José Augusto Trinidad Martínez Ruiz, better known by his pseudonym Azorín, was a prominent Spanish writer in the 19th and 20th centuries. He was born in Monòver in the province of Alicante on 8 June 1873. There is a museum dedicated to him and his writings in the town to this day.
Martínez Ruiz was part of the Generation of '98, a group of authors and philosophers who were writing at the time of the Spanish-American War of the same year. The United States' victory in the war led to a moral, political and social crisis in Spain due to the loss of Cuba, Puerto Rico, the Philippines and Guam, its last remaining colonies.
Azorín was an important figure in Spanish history because his literary criticism helped to create a new passion for Spanish classical literature at a time when most texts were virtually unavailable to the public. His movement, the Generation of '98, was focused on rescuing Spain from its marked decline through a method other than political means.
Azorín studied law at the University of Valencia but did not complete his education, instead moving to Madrid to become a journalist. However, he soon found that his open criticism of the Spanish literary and educational establishments closed many doors to him.

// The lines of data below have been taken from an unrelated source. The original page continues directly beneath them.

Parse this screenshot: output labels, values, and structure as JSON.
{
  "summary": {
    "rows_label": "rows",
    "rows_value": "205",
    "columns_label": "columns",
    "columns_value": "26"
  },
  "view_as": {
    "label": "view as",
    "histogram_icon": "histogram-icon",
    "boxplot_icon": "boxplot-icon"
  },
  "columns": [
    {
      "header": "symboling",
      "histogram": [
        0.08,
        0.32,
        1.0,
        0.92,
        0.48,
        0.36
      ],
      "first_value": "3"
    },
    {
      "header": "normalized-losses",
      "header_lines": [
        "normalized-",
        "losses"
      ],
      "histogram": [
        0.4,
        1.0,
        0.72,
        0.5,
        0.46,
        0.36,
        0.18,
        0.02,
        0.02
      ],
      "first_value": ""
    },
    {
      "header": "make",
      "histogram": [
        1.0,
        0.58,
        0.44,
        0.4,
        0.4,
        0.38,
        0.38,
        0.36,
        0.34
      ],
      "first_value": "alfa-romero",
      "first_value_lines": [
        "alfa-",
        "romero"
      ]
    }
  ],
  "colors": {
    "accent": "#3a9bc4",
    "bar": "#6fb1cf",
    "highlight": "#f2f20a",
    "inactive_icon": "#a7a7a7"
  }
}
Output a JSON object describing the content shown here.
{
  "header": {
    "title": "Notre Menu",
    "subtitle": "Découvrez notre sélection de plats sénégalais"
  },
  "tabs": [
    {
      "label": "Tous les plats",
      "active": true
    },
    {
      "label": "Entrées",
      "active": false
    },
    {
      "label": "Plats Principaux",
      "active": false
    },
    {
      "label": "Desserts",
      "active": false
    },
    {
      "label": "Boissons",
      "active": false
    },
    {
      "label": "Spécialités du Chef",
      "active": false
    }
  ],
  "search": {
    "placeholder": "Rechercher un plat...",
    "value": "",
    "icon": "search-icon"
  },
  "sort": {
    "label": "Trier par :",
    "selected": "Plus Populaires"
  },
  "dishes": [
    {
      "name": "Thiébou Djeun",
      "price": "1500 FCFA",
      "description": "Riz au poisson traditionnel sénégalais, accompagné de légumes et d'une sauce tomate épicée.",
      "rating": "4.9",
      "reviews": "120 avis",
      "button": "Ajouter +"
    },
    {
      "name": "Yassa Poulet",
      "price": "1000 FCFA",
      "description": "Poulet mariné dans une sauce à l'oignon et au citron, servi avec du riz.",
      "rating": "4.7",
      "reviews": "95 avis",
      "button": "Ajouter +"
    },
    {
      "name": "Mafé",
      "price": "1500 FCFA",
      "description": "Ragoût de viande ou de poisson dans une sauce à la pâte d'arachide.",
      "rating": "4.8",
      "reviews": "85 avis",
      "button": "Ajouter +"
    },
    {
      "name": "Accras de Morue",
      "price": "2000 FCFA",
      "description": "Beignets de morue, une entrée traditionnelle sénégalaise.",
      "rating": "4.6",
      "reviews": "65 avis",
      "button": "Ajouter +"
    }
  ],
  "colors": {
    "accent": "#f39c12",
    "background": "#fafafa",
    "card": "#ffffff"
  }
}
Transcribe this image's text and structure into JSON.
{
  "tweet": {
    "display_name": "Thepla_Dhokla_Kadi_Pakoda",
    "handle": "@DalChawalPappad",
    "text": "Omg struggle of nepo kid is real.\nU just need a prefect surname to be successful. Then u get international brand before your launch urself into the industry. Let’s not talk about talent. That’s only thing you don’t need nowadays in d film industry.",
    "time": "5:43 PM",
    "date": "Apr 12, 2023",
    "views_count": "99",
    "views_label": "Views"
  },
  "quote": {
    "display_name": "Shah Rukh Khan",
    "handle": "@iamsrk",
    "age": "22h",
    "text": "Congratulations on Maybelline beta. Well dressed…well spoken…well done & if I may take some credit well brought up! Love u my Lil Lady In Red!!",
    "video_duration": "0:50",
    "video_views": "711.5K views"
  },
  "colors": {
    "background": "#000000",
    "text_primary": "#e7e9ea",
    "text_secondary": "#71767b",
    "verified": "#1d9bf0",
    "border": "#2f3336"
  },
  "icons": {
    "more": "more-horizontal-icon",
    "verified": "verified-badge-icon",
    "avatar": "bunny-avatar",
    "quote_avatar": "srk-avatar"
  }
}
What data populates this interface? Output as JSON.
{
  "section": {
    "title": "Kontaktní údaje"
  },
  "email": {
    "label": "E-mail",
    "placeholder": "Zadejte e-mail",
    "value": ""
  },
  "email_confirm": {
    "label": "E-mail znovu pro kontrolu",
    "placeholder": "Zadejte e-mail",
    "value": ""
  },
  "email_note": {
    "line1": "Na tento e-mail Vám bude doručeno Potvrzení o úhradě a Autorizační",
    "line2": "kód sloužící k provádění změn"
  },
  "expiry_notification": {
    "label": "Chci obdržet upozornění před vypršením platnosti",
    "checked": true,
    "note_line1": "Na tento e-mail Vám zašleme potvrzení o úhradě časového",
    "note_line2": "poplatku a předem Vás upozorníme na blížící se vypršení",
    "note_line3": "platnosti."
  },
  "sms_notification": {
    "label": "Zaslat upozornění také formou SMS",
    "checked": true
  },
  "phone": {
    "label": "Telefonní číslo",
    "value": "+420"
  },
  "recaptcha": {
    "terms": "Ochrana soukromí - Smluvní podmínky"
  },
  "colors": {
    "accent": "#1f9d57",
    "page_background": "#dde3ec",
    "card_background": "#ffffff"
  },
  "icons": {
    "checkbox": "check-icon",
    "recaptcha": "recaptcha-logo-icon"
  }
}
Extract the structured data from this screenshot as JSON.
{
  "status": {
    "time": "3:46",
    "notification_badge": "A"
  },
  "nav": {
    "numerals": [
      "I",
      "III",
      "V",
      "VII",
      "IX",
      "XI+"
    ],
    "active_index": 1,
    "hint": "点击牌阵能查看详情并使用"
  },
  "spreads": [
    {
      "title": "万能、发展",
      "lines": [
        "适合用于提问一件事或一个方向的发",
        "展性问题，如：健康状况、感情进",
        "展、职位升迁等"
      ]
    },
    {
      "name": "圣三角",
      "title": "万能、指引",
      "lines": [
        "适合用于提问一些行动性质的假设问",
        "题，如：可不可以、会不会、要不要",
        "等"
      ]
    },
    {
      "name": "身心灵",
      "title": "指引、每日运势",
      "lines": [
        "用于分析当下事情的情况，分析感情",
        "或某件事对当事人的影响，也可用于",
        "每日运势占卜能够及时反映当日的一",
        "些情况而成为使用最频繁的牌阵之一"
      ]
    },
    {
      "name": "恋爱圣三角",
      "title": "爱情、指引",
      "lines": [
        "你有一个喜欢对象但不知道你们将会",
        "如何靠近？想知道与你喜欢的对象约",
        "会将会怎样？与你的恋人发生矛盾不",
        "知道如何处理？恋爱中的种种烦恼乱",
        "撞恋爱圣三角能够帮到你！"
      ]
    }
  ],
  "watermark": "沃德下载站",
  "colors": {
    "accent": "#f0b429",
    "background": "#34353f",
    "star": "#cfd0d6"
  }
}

During this period he was something of an anarchist, attacking what he saw as a preoccupation with aesthetics and faith in contemporary society. He was particularly inspired by the ideas of Karl Christian Friedrich Krause, who proposed sweeping reforms in religion and the power of the state, as well as a new openness towards other European cultures.
Martínez Ruiz fled Spain in 1936 following the outbreak of the Spanish Civil War. When he returned to Spain on 23 August 1939, he found himself in &ldquoinner exile&rdquo along with other intellectuals who had not supported the Franco regime during the conflict. He was at first denied a press identification card, but was supported by Ramón Serrano Suñer, at that time Franco's Interior Minister. Accepting Franco's regime was the price he had to pay in order to be admitted back, he published an article in the right-wing journal Vértice in which he clearly supported the regime.
The changes in personal political outlook that transformed Martínez Ruiz, a revolutionary anarchist, into Azorín, a conservative writer working under Franco's regime, is key to understanding why he attracted criticism from across the political spectrum.
His legacy is particularly important because he covered 70 years of political evolution in Spain, from post-imperial democracy to dictatorship.
Azarín died in Madrid on March 2, 1967, at the age of 93.